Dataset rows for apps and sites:
++++++++++++++++++++

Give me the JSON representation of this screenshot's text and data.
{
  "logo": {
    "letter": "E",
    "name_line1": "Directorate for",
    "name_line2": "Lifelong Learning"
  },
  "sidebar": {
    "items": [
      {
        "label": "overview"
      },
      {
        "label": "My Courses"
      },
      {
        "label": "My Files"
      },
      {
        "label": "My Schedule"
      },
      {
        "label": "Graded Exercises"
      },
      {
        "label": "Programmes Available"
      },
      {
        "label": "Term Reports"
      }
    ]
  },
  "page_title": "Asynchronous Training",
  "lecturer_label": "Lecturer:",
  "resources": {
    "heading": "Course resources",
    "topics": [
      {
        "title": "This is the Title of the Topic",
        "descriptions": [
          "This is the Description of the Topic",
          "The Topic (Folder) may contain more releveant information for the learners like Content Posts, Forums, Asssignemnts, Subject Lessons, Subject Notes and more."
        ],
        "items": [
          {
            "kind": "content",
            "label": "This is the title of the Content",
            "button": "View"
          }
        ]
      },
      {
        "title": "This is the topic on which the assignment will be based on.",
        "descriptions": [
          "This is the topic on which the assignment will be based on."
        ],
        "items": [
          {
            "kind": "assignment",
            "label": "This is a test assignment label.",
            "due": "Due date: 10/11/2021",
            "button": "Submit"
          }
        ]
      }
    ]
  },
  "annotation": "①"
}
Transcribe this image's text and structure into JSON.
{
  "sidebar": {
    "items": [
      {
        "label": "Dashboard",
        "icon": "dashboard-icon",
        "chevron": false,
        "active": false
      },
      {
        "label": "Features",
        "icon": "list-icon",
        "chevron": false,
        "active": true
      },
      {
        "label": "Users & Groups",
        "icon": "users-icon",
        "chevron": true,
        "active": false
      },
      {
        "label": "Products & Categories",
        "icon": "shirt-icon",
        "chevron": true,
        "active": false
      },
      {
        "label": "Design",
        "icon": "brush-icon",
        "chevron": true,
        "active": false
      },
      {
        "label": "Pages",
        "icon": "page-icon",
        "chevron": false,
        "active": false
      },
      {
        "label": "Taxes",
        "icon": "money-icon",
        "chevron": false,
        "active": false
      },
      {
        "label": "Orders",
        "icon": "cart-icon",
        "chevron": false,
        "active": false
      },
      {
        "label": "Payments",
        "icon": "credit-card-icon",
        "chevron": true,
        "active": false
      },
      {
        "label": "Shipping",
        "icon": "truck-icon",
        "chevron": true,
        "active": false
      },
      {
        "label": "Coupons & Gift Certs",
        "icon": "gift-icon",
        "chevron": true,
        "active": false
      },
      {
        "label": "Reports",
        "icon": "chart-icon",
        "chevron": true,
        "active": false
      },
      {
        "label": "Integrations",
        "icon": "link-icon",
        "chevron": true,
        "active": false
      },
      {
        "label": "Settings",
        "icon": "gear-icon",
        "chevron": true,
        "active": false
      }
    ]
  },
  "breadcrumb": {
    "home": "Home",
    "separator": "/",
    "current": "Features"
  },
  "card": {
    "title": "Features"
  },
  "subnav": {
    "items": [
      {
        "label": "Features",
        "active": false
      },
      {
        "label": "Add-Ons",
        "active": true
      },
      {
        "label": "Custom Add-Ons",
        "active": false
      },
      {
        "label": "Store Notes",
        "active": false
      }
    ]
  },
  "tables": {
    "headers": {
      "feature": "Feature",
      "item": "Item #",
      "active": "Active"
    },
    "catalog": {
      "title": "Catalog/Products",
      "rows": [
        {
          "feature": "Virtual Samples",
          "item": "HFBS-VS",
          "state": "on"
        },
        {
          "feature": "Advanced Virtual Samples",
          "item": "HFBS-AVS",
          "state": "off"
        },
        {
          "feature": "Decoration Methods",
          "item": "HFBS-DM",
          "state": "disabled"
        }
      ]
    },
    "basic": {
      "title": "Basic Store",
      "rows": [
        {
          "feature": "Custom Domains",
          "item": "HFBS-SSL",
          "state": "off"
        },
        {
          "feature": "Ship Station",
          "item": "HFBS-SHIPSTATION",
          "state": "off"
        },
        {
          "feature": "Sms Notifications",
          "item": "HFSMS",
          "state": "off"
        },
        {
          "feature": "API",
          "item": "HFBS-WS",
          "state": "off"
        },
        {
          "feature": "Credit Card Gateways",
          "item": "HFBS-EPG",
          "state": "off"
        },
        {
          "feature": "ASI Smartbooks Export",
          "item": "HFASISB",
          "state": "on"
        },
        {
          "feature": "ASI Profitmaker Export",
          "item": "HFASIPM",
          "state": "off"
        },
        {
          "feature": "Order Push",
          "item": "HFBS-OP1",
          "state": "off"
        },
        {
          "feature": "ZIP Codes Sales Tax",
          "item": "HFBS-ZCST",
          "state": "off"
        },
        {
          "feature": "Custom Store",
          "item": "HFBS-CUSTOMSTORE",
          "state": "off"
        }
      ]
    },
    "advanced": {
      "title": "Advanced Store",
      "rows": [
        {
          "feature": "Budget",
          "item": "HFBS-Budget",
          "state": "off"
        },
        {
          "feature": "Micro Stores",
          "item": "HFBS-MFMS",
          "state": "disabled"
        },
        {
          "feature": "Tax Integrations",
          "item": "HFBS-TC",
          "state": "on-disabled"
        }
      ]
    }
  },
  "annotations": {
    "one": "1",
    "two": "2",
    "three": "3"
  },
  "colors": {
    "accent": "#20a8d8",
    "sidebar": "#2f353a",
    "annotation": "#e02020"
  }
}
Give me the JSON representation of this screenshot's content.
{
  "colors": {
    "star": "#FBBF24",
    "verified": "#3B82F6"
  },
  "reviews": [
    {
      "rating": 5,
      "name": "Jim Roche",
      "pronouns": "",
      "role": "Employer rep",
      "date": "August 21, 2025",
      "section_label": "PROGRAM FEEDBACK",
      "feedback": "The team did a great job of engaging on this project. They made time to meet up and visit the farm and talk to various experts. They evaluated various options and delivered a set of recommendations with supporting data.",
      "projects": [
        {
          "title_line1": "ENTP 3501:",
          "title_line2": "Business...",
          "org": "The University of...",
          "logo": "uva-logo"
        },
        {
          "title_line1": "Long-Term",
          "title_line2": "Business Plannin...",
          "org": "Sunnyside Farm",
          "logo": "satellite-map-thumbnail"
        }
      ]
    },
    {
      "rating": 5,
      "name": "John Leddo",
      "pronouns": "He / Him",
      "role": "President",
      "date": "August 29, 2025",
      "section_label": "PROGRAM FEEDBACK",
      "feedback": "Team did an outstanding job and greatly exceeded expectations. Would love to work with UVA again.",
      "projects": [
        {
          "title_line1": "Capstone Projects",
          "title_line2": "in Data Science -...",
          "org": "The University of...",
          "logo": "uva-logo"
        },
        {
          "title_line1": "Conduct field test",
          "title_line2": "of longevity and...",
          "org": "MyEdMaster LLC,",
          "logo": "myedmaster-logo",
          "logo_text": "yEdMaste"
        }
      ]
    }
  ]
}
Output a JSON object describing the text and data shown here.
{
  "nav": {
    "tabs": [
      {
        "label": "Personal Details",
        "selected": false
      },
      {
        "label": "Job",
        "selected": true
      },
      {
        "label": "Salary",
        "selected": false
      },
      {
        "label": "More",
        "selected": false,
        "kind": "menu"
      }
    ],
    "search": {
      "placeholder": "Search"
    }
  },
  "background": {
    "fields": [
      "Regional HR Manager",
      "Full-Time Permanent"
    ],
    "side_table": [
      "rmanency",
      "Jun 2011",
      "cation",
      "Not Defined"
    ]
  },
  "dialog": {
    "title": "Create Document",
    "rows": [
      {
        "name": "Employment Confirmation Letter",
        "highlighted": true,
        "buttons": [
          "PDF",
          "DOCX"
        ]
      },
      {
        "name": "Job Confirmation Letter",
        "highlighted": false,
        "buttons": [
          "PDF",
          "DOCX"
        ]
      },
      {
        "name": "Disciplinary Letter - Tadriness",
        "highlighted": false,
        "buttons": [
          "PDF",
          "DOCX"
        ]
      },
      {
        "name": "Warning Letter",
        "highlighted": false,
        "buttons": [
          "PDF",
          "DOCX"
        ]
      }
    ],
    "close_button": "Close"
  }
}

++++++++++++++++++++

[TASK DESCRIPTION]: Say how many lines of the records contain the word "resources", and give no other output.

[ANSWER BELOW]: 2